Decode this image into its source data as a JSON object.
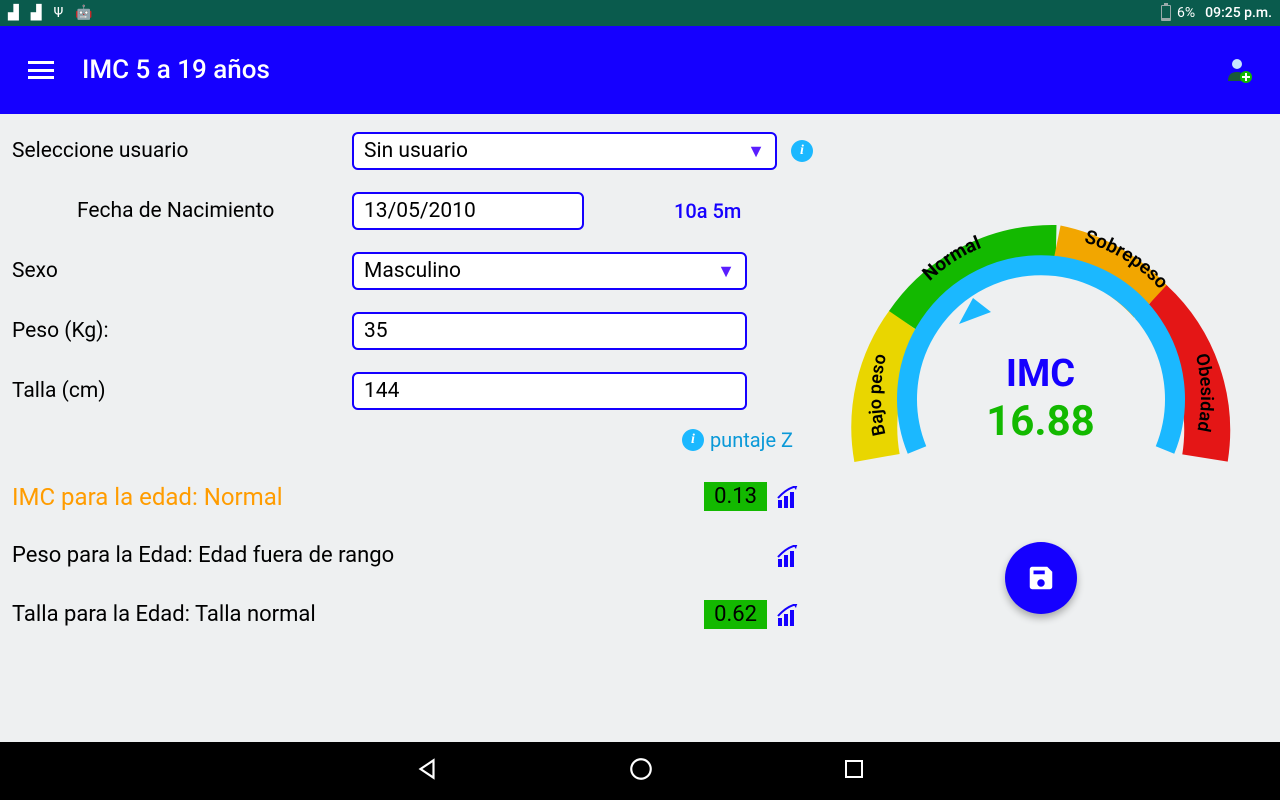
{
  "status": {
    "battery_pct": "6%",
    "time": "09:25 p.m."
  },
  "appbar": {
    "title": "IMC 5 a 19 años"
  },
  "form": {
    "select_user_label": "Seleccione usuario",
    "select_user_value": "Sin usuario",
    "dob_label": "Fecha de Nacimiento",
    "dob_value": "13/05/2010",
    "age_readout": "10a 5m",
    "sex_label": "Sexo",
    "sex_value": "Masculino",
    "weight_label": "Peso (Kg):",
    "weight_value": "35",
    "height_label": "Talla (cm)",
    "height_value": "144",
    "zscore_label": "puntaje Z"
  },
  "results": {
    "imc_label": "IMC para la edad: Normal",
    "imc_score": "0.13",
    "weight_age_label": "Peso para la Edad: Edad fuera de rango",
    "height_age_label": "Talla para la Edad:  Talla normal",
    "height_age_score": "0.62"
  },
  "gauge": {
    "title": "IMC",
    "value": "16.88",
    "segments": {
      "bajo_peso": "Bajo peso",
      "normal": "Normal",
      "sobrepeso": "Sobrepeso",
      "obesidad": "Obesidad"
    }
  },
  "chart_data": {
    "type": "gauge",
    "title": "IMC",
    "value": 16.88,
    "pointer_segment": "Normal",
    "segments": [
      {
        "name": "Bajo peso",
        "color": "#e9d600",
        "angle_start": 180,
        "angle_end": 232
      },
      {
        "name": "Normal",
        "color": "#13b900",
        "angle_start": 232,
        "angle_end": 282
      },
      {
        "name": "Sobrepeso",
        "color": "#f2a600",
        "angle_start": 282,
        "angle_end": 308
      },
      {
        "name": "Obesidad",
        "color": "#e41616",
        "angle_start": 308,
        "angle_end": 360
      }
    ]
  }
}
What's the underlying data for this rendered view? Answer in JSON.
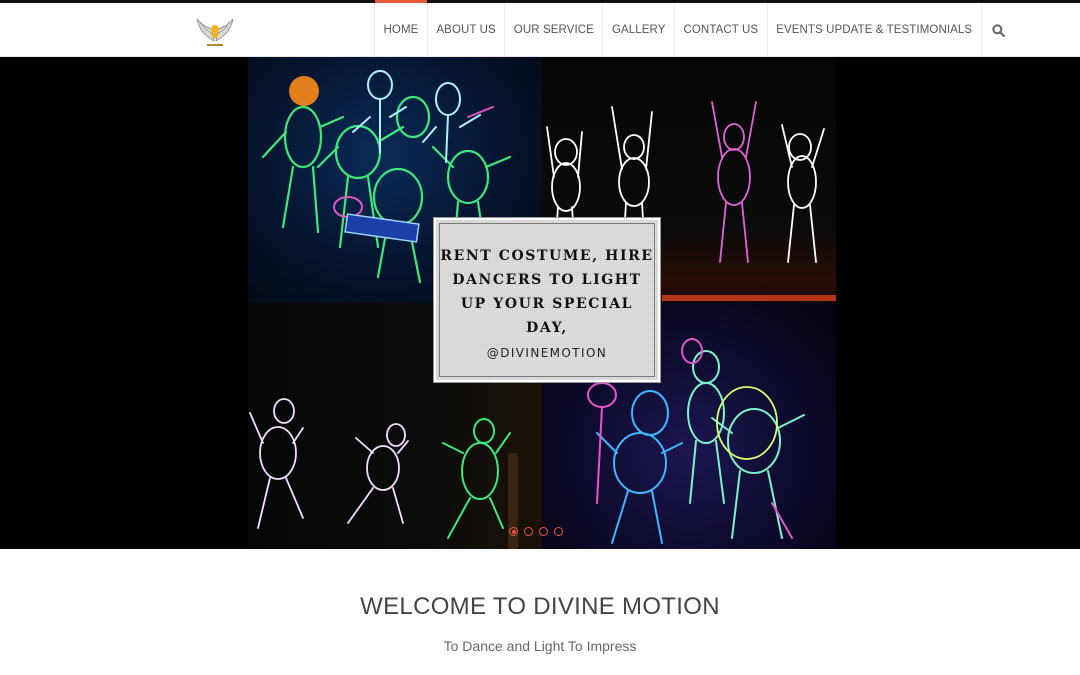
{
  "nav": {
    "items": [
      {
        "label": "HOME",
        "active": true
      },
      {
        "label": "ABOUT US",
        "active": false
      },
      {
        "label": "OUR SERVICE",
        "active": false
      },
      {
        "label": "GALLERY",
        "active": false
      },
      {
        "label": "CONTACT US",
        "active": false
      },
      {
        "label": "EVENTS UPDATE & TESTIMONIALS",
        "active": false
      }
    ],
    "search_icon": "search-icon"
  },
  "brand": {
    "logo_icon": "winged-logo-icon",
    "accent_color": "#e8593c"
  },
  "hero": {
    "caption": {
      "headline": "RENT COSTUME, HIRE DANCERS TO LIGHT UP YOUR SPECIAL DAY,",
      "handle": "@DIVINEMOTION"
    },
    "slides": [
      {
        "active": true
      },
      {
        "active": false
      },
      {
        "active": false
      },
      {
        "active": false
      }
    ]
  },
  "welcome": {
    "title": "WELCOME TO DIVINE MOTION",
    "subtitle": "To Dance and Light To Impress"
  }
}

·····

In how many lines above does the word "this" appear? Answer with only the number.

2